The below-the-radar approach adopted by Army Reserves has not gone unnoticed in the higher echelons of government. This earned the project, which carries the status of a Chief of the SA National Defence Force (SANDF) one, approval from Finance Minister Tito Mboweni. He referred to Koba-Tlala as “an example of improving State efficiency” during his October medium-term budget policy statement.

Providing background, Koba-Tlala project officer Lieutenant Colonel Philip Coetzer writes in a recent edition of The Reserve Force Volunteer government’s medium-term strategic framework and its change agenda commit President Cyril Ramaphosa’s administration to constructing a democratic developmental state capable of addressing national challenges, including economic growth, unemployment, inequality, safety and security, education, and poverty.

“Recent State of the Nation addresses (SONAs) highlighted the critical role of national departments in contributing to job creation for youth, economic transformation and small-business as well as co-operative and township enterprises.

“Minister of Defence and Military Veterans Nosiviwe Mapisa-Nqakula approved a concept whereby the SANDF will use its footprint in rural and semi-rural areas in terms of units, land and spending of resources in conjunction with local communities, rural towns, provincial governments and other stakeholders to augment rural developmental initiatives.

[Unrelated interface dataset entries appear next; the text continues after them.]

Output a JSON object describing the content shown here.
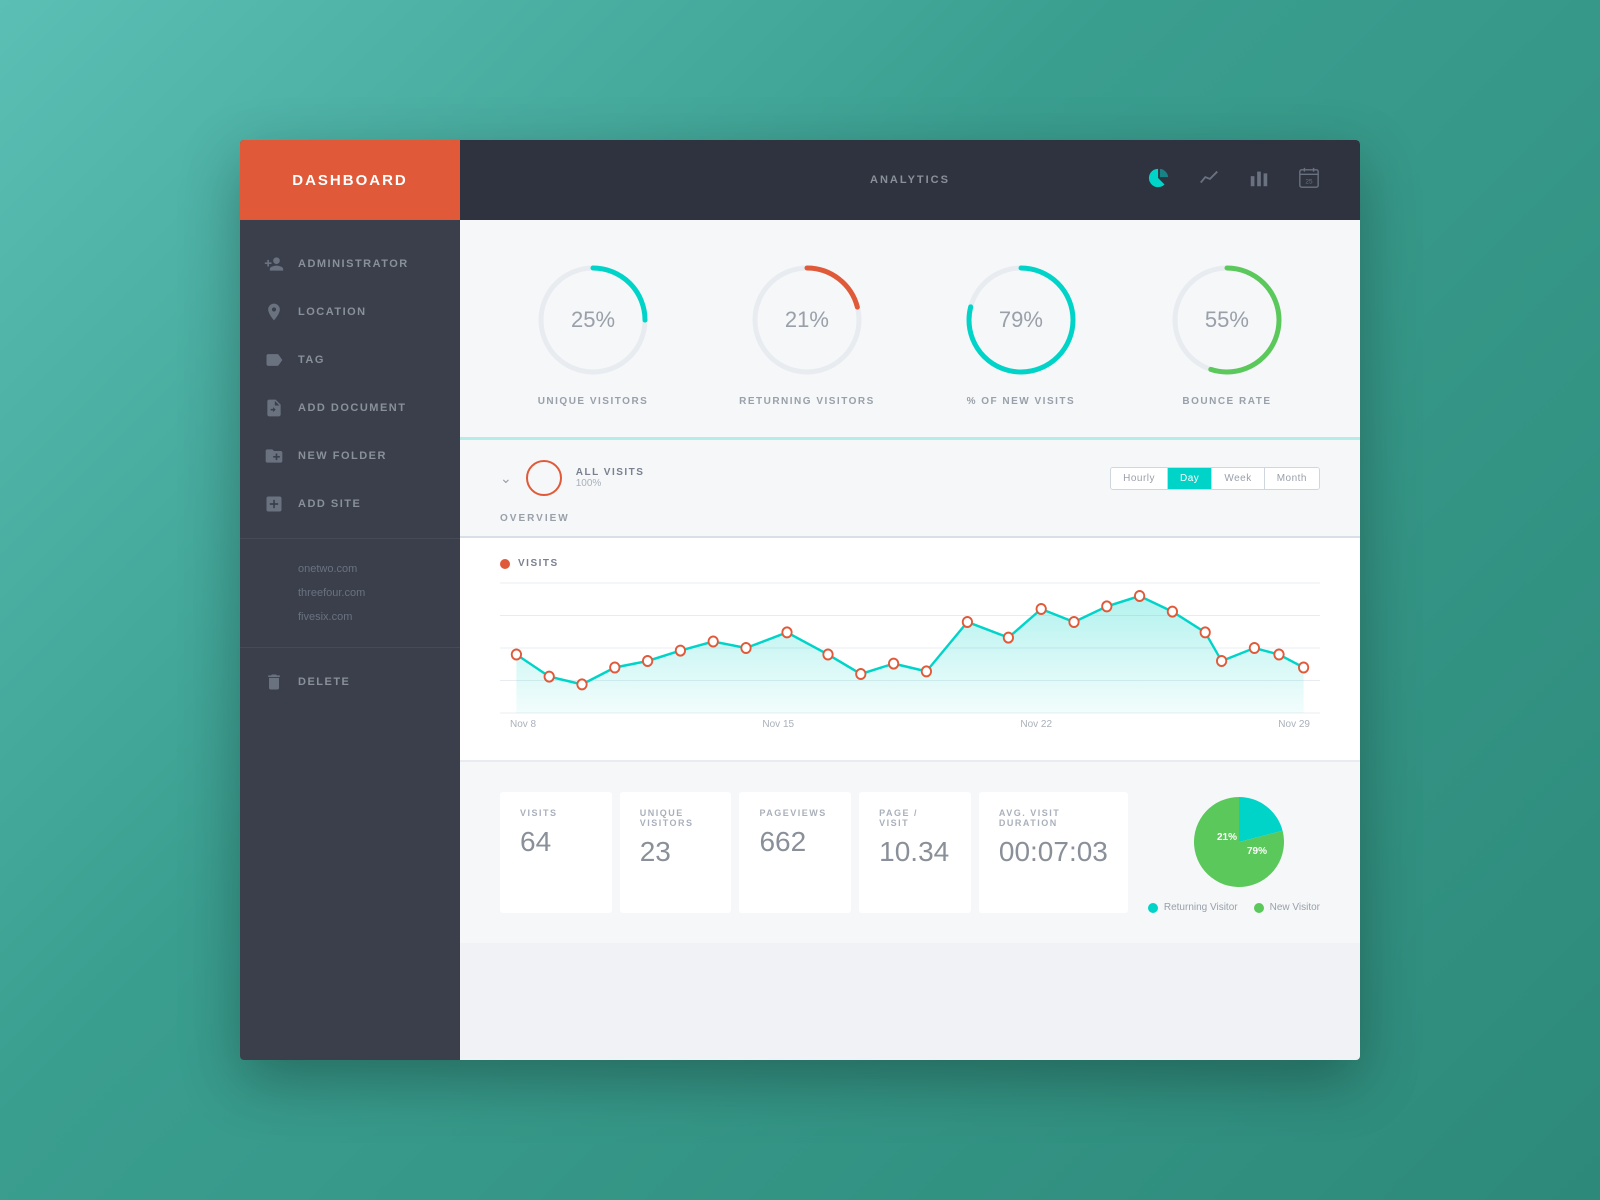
{
  "sidebar": {
    "title": "DASHBOARD",
    "items": [
      {
        "id": "administrator",
        "label": "ADMINISTRATOR"
      },
      {
        "id": "location",
        "label": "LOCATION"
      },
      {
        "id": "tag",
        "label": "TAG"
      },
      {
        "id": "add-document",
        "label": "ADD DOCUMENT"
      },
      {
        "id": "new-folder",
        "label": "NEW FOLDER"
      },
      {
        "id": "add-site",
        "label": "ADD SITE"
      },
      {
        "id": "delete",
        "label": "DELETE"
      }
    ],
    "sites": [
      "onetwo.com",
      "threefour.com",
      "fivesix.com"
    ]
  },
  "topbar": {
    "title": "ANALYTICS"
  },
  "metrics": [
    {
      "label": "UNIQUE VISITORS",
      "value": "25%",
      "pct": 25,
      "color": "#00d4c8"
    },
    {
      "label": "RETURNING VISITORS",
      "value": "21%",
      "pct": 21,
      "color": "#e05a3a"
    },
    {
      "label": "% OF NEW VISITS",
      "value": "79%",
      "pct": 79,
      "color": "#00d4c8"
    },
    {
      "label": "BOUNCE RATE",
      "value": "55%",
      "pct": 55,
      "color": "#5bc85b"
    }
  ],
  "overview": {
    "label": "ALL VISITS",
    "pct": "100%",
    "title": "OVERVIEW"
  },
  "time_filters": [
    "Hourly",
    "Day",
    "Week",
    "Month"
  ],
  "active_filter": "Day",
  "chart": {
    "label": "VISITS",
    "axis_labels": [
      "Nov 8",
      "Nov 15",
      "Nov 22",
      "Nov 29"
    ]
  },
  "stats": [
    {
      "label": "VISITS",
      "value": "64"
    },
    {
      "label": "UNIQUE VISITORS",
      "value": "23"
    },
    {
      "label": "PAGEVIEWS",
      "value": "662"
    },
    {
      "label": "PAGE / VISIT",
      "value": "10.34"
    },
    {
      "label": "AVG. VISIT DURATION",
      "value": "00:07:03"
    }
  ],
  "pie_chart": {
    "returning_pct": 21,
    "new_pct": 79,
    "returning_label": "Returning Visitor",
    "new_label": "New Visitor",
    "returning_color": "#00d4c8",
    "new_color": "#5bc85b",
    "returning_value": "21",
    "new_value": "79"
  }
}
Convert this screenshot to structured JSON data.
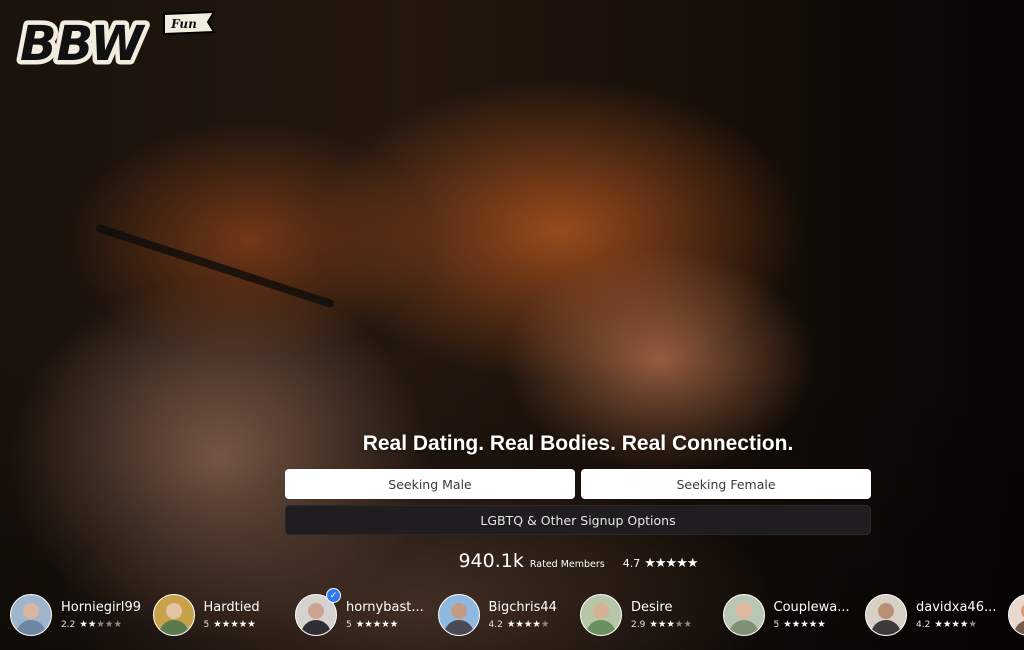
{
  "brand": {
    "logo_text": "BBW",
    "logo_badge": "Fun"
  },
  "hero": {
    "headline": "Real Dating. Real Bodies. Real Connection."
  },
  "cta": {
    "seeking_male": "Seeking Male",
    "seeking_female": "Seeking Female",
    "other_options": "LGBTQ & Other Signup Options"
  },
  "stats": {
    "members_count": "940.1k",
    "members_label": "Rated Members",
    "average_rating": "4.7",
    "average_stars": "★★★★★"
  },
  "members": [
    {
      "name": "Horniegirl99",
      "rating": "2.2",
      "stars": 2.2,
      "verified": false,
      "colors": [
        "#9fb5cc",
        "#d9b59b",
        "#6d86a3"
      ]
    },
    {
      "name": "Hardtied",
      "rating": "5",
      "stars": 5,
      "verified": false,
      "colors": [
        "#c7a24a",
        "#e2c3a3",
        "#5a7a4f"
      ]
    },
    {
      "name": "hornybast...",
      "rating": "5",
      "stars": 5,
      "verified": true,
      "colors": [
        "#d6d2cf",
        "#c9a590",
        "#2f2f33"
      ]
    },
    {
      "name": "Bigchris44",
      "rating": "4.2",
      "stars": 4.2,
      "verified": false,
      "colors": [
        "#8fb8e0",
        "#c59a80",
        "#4a4a55"
      ]
    },
    {
      "name": "Desire",
      "rating": "2.9",
      "stars": 2.9,
      "verified": false,
      "colors": [
        "#b8c6a8",
        "#d8b093",
        "#6b8f5e"
      ]
    },
    {
      "name": "Couplewa...",
      "rating": "5",
      "stars": 5,
      "verified": false,
      "colors": [
        "#b9c7b2",
        "#e1b79d",
        "#7f9074"
      ]
    },
    {
      "name": "davidxa46...",
      "rating": "4.2",
      "stars": 4.2,
      "verified": false,
      "colors": [
        "#d8d0c4",
        "#b89078",
        "#3c3a38"
      ]
    },
    {
      "name": "",
      "rating": "",
      "stars": 0,
      "verified": false,
      "colors": [
        "#e8d9cc",
        "#d49a7a",
        "#7a5a4a"
      ]
    }
  ],
  "colors": {
    "cta_light_bg": "#ffffff",
    "cta_dark_bg": "#1f1d1f",
    "verified_badge": "#2f7bea",
    "logo_cream": "#f3ece0"
  }
}
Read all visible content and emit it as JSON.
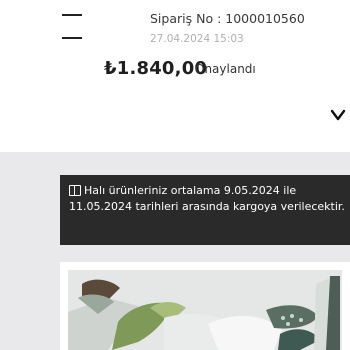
{
  "order": {
    "number_text": "Sipariş No : 1000010560",
    "date": "27.04.2024 15:03",
    "price": "₺1.840,00",
    "status": "Onaylandı"
  },
  "notice": {
    "icon": "info-box-icon",
    "text": "Halı ürünleriniz ortalama 9.05.2024 ile 11.05.2024 tarihleri arasında kargoya verilecektir."
  },
  "product": {
    "image_alt": "carpet product photo"
  },
  "colors": {
    "banner_bg": "#2a2a2a",
    "page_bg": "#e9e9ec"
  }
}
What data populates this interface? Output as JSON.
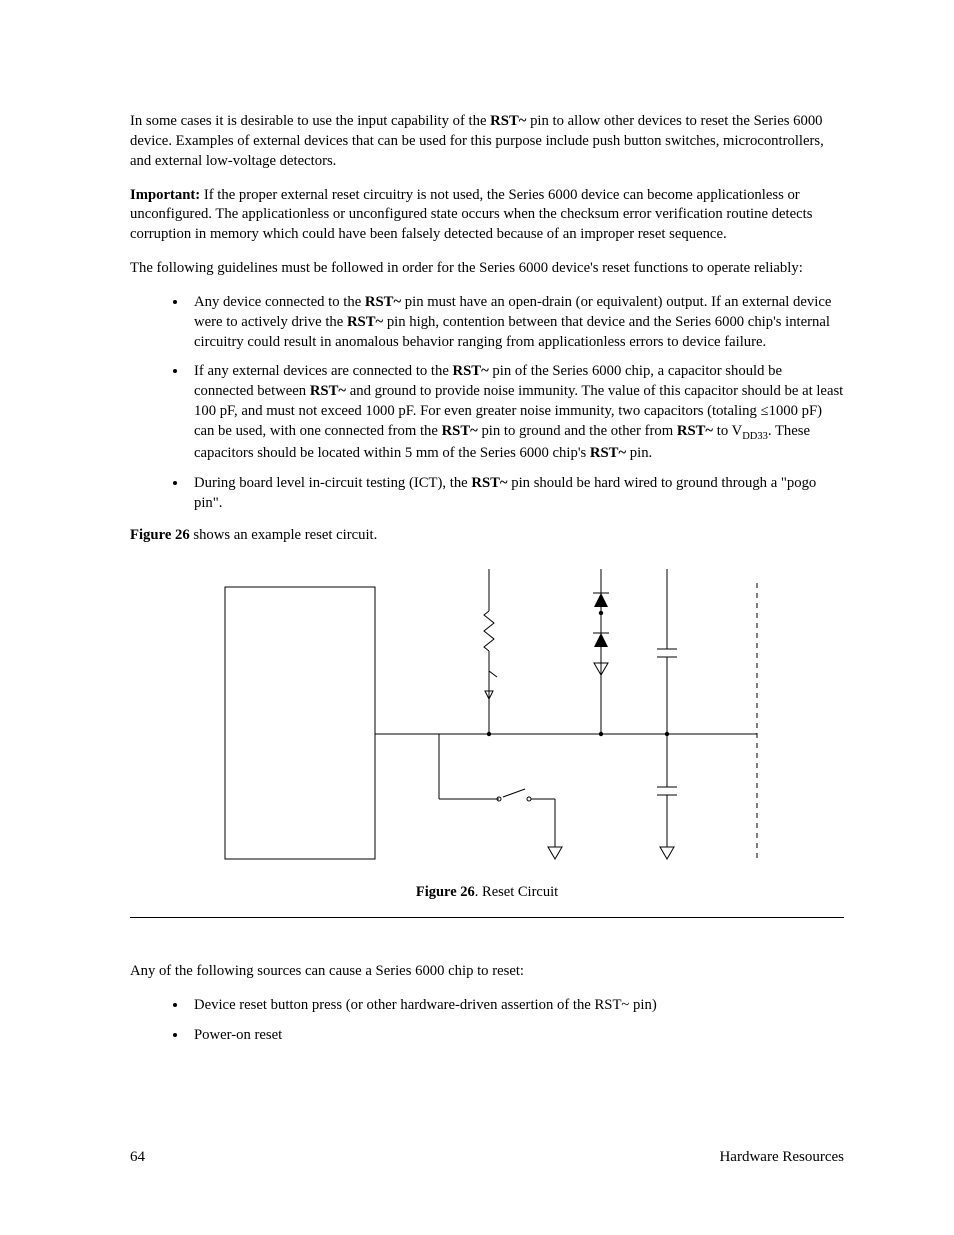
{
  "p1": {
    "pre": "In some cases it is desirable to use the input capability of the ",
    "rst": "RST~",
    "post": " pin to allow other devices to reset the Series 6000 device.  Examples of external devices that can be used for this purpose include push button switches, microcontrollers, and external low-voltage detectors."
  },
  "p2": {
    "label": "Important:",
    "body": "  If the proper external reset circuitry is not used, the Series 6000 device can become applicationless or unconfigured.  The applicationless or unconfigured state occurs when the checksum error verification routine detects corruption in memory which could have been falsely detected because of an improper reset sequence."
  },
  "p3": "The following guidelines must be followed in order for the Series 6000 device's reset functions to operate reliably:",
  "bul1": {
    "a": "Any device connected to the ",
    "rst1": "RST~",
    "b": " pin must have an open-drain (or equivalent) output.  If an external device were to actively drive the ",
    "rst2": "RST~",
    "c": " pin high, contention between that device and the Series 6000 chip's internal circuitry could result in anomalous behavior ranging from applicationless errors to device failure."
  },
  "bul2": {
    "a": "If any external devices are connected to the ",
    "rst1": "RST~",
    "b": " pin of the Series 6000 chip, a capacitor should be connected between ",
    "rst2": "RST~",
    "c": " and ground to provide noise immunity.  The value of this capacitor should be at least 100 pF, and must not exceed 1000 pF.  For even greater noise immunity, two capacitors (totaling ≤1000 pF) can be used, with one connected from the ",
    "rst3": "RST~",
    "d": " pin to ground and the other from ",
    "rst4": "RST~",
    "e": " to V",
    "sub": "DD33",
    "f": ".  These capacitors should be located within 5 mm of the Series 6000 chip's ",
    "rst5": "RST~",
    "g": " pin."
  },
  "bul3": {
    "a": "During board level in-circuit testing (ICT), the ",
    "rst1": "RST~",
    "b": " pin should be hard wired to ground through a \"pogo pin\"."
  },
  "p4": {
    "label": "Figure 26",
    "body": " shows an example reset circuit."
  },
  "figcap": {
    "label": "Figure 26",
    "body": ". Reset Circuit"
  },
  "p5": "Any of the following sources can cause a Series 6000 chip to reset:",
  "bul4": "Device reset button press (or other hardware-driven assertion of the RST~ pin)",
  "bul5": "Power-on reset",
  "footer": {
    "page": "64",
    "title": "Hardware Resources"
  }
}
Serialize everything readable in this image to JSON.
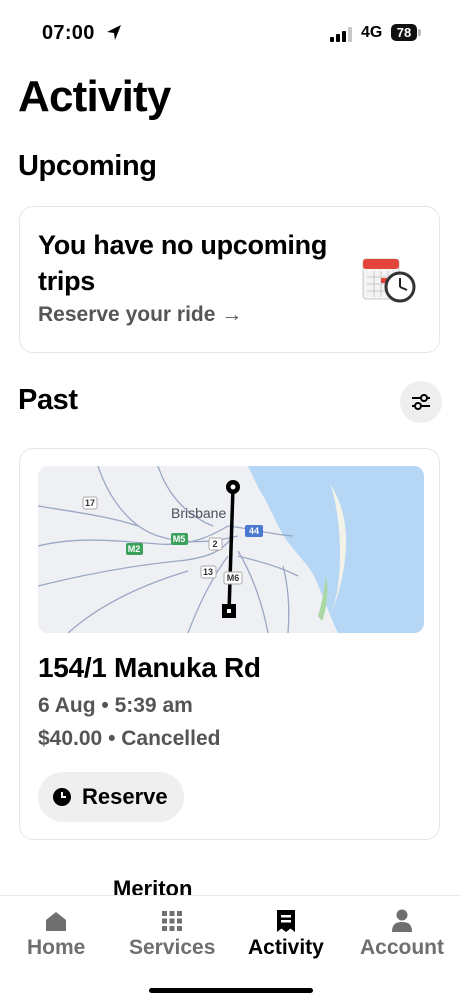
{
  "status_bar": {
    "time": "07:00",
    "network": "4G",
    "battery": "78"
  },
  "page_title": "Activity",
  "upcoming": {
    "section_title": "Upcoming",
    "heading": "You have no upcoming trips",
    "link_label": "Reserve your ride →",
    "icon": "calendar-clock-icon"
  },
  "past": {
    "section_title": "Past",
    "filter_icon": "filter-sliders-icon",
    "trip": {
      "map": {
        "city_label": "Brisbane",
        "road_shields": [
          "17",
          "M2",
          "M5",
          "2",
          "44",
          "13",
          "M6"
        ]
      },
      "title": "154/1 Manuka Rd",
      "datetime": "6 Aug • 5:39 am",
      "fare_status": "$40.00 • Cancelled",
      "reserve_label": "Reserve"
    },
    "next_item_partial": "Meriton"
  },
  "tab_bar": {
    "tabs": [
      {
        "label": "Home",
        "icon": "home-icon",
        "active": false
      },
      {
        "label": "Services",
        "icon": "grid-icon",
        "active": false
      },
      {
        "label": "Activity",
        "icon": "receipt-icon",
        "active": true
      },
      {
        "label": "Account",
        "icon": "person-icon",
        "active": false
      }
    ]
  },
  "colors": {
    "accent": "#000000",
    "secondary_text": "#555555",
    "map_water": "#b5d7f5",
    "map_land": "#eef0f4"
  }
}
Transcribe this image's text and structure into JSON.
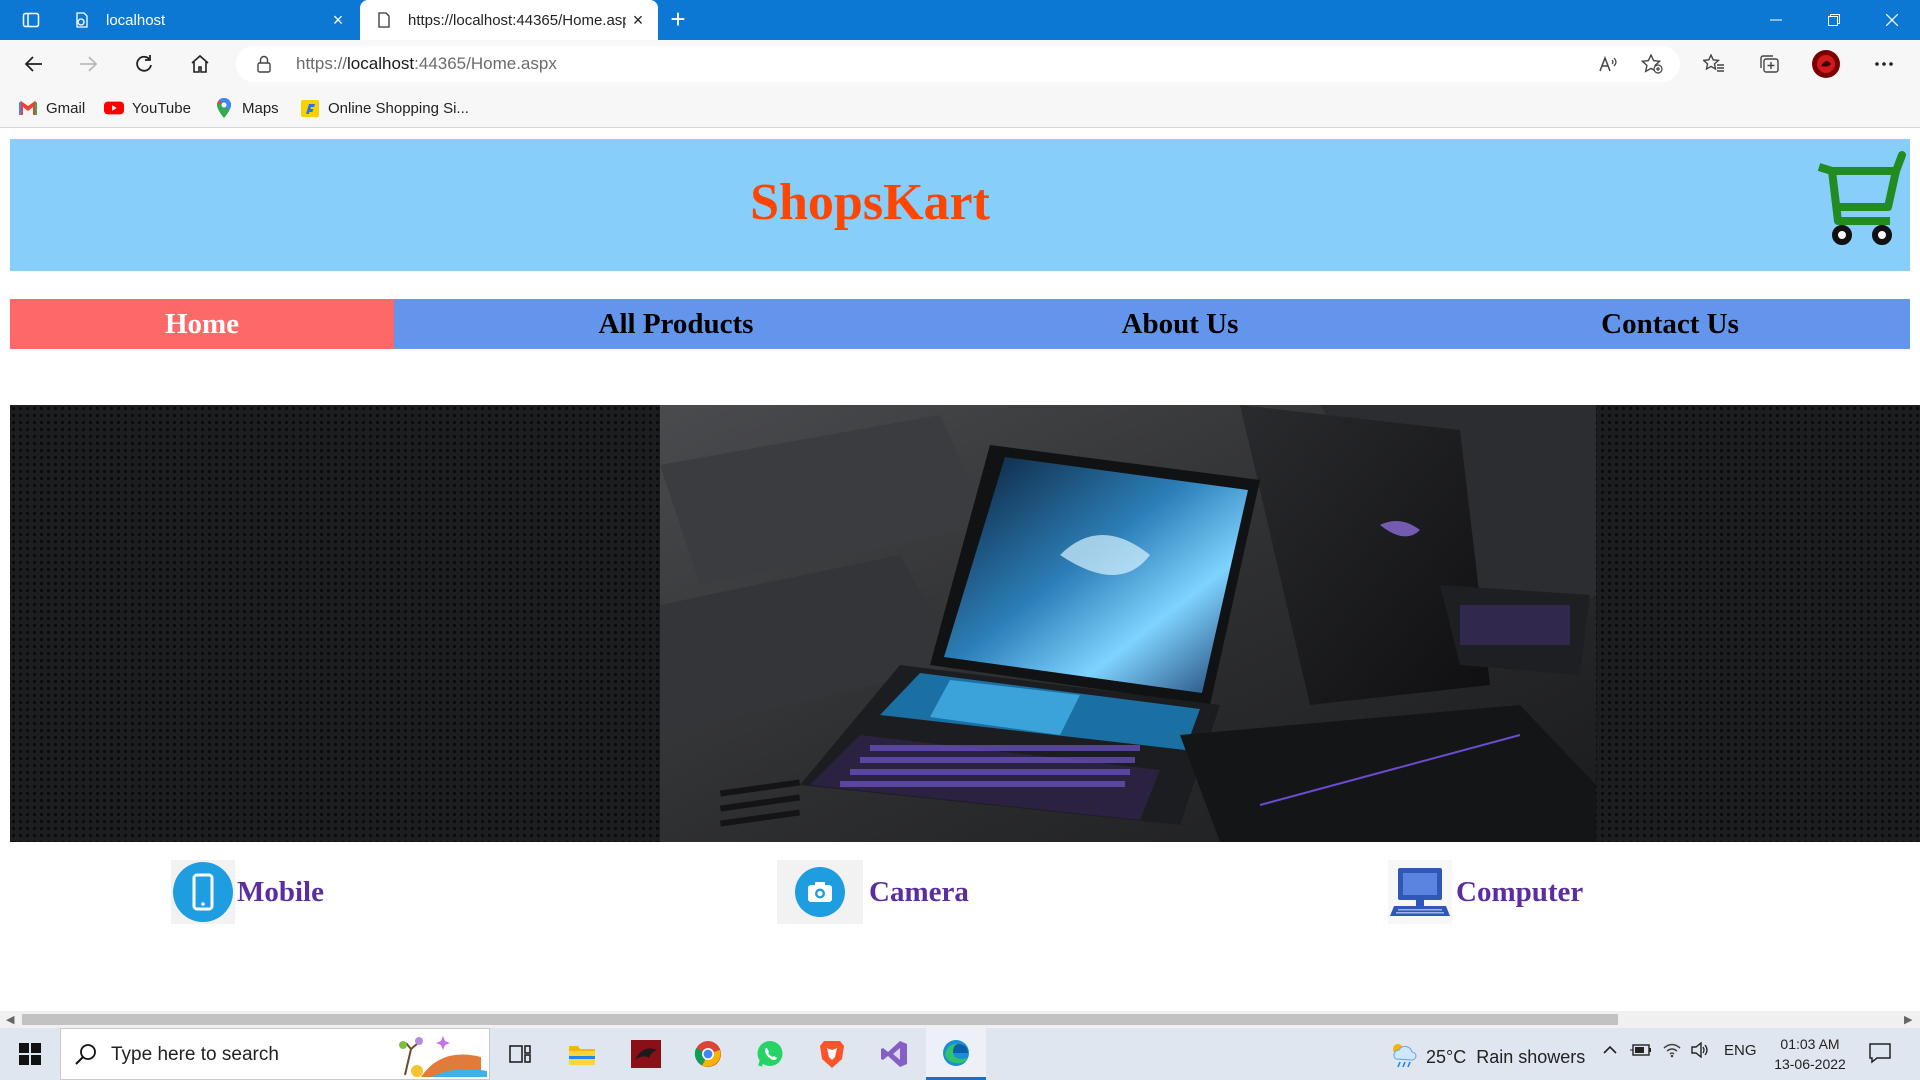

This can be done by providing nodal points or hubs from which community engagement, stakeholder co-ordination and structural requirement to creating viable sustainable local economies can happen.”

Project Koba-Tlala sees what Coetzer terms the “inherent collateral utility” of the national defence force to contribute positively to the national agenda.

“Food security is vital in South Africa and Project Koba-Tlala aims to assist in developing vibrant, equitable, sustainable rural communities contributing to food security. Further steps, in the form of co-operation with the Department of Agriculture, Land Reform and Rural Development (DALRRD) on national and provincial levels, have been taken.

“The aim of the DALRRD/ Department of Defence (DoD) relationship is to establish a mutually beneficial one to encourage co-operation in achieving the National Development Plan (NDP) goal of fighting the triple challenges of unemployment, inequality and poverty; ensuring access to nutritious food and promoting safety and security.”

This has seen the national defence force, more particularly its Army Reserves buy into the DALRRD agri-park system.

“The system is made up of agricultural production, processing, logistics, marketing, training and extension services and located in a district municipality. As a network, it enables market-driven combination and integration of agricultural activities and rural transformation services.”

Added to this, Koba-Tlala uses the SANDF footprint in rural and semi-rural areas to effect decentralised procurement. This sees military units more in the form of Reserve Force units eventually embedded in rural local economies. When not called-up part-time soldiers will find work at these food production locations.

Coetzer points out both the SANDF and DoD, as enablers of Koba-Tlala, took “a deliberate decision” to decentralise procurement of goods and services to “the lowest practical level”.

The SA Army Support Base in Mpumalanga capital, Mbombela, and its Infantry School in Oudtshoorn, Western Cape, are two examples where the average percentage buying from SMMEs (small, medium and micro-sized enterprises) is above half. These suppliers meet all prescribed SANDF/DoD policies and conditions.



“A target of 30% has been set for purchases from SMMEs with evidence available that purchases by various military entities are higher,” Coetzer writes adding “this is proof of further Project Koba-Tlala success”.